- What to do:
All of the data below should be copied exactly as it stands.

- Information:

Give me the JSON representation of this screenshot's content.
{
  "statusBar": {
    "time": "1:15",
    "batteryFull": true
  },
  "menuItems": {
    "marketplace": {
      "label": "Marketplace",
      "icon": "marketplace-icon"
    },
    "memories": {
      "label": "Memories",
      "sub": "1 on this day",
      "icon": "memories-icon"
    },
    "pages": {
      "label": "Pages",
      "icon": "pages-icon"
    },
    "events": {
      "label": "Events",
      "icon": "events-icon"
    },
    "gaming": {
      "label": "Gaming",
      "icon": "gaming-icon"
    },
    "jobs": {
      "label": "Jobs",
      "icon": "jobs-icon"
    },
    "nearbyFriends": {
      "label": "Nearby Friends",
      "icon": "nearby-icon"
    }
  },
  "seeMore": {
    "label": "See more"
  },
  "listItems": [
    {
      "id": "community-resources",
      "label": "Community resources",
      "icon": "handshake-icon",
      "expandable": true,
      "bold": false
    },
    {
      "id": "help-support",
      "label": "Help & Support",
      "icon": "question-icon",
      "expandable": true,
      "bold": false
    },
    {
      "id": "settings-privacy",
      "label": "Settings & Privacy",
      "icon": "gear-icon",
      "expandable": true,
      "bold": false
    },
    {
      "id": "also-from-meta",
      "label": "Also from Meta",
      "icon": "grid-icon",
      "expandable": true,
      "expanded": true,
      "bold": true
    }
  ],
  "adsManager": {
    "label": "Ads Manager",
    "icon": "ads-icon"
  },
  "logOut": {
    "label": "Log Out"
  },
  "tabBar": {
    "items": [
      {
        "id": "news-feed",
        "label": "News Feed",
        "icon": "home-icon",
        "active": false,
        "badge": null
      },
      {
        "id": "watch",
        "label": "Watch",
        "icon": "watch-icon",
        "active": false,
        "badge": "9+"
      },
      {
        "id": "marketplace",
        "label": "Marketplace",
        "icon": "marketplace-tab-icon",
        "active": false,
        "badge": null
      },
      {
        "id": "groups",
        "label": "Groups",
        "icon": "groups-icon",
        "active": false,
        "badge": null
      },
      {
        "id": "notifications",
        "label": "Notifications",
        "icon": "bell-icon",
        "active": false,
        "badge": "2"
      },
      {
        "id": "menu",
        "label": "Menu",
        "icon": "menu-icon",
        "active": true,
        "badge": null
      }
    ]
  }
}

- Exercise solution:
Give me the JSON representation of this screenshot's content.
{
  "statusBar": {
    "time": "1:15",
    "batteryFull": true
  },
  "menuItems": {
    "marketplace": {
      "label": "Marketplace",
      "icon": "marketplace-icon"
    },
    "memories": {
      "label": "Memories",
      "sub": "1 on this day",
      "icon": "memories-icon"
    },
    "pages": {
      "label": "Pages",
      "icon": "pages-icon"
    },
    "events": {
      "label": "Events",
      "icon": "events-icon"
    },
    "gaming": {
      "label": "Gaming",
      "icon": "gaming-icon"
    },
    "jobs": {
      "label": "Jobs",
      "icon": "jobs-icon"
    },
    "nearbyFriends": {
      "label": "Nearby Friends",
      "icon": "nearby-icon"
    }
  },
  "seeMore": {
    "label": "See more"
  },
  "listItems": [
    {
      "id": "community-resources",
      "label": "Community resources",
      "icon": "handshake-icon",
      "expandable": true,
      "bold": false
    },
    {
      "id": "help-support",
      "label": "Help & Support",
      "icon": "question-icon",
      "expandable": true,
      "bold": false
    },
    {
      "id": "settings-privacy",
      "label": "Settings & Privacy",
      "icon": "gear-icon",
      "expandable": true,
      "bold": false
    },
    {
      "id": "also-from-meta",
      "label": "Also from Meta",
      "icon": "grid-icon",
      "expandable": true,
      "expanded": true,
      "bold": true
    }
  ],
  "adsManager": {
    "label": "Ads Manager",
    "icon": "ads-icon"
  },
  "logOut": {
    "label": "Log Out"
  },
  "tabBar": {
    "items": [
      {
        "id": "news-feed",
        "label": "News Feed",
        "icon": "home-icon",
        "active": false,
        "badge": null
      },
      {
        "id": "watch",
        "label": "Watch",
        "icon": "watch-icon",
        "active": false,
        "badge": "9+"
      },
      {
        "id": "marketplace",
        "label": "Marketplace",
        "icon": "marketplace-tab-icon",
        "active": false,
        "badge": null
      },
      {
        "id": "groups",
        "label": "Groups",
        "icon": "groups-icon",
        "active": false,
        "badge": null
      },
      {
        "id": "notifications",
        "label": "Notifications",
        "icon": "bell-icon",
        "active": false,
        "badge": "2"
      },
      {
        "id": "menu",
        "label": "Menu",
        "icon": "menu-icon",
        "active": true,
        "badge": null
      }
    ]
  }
}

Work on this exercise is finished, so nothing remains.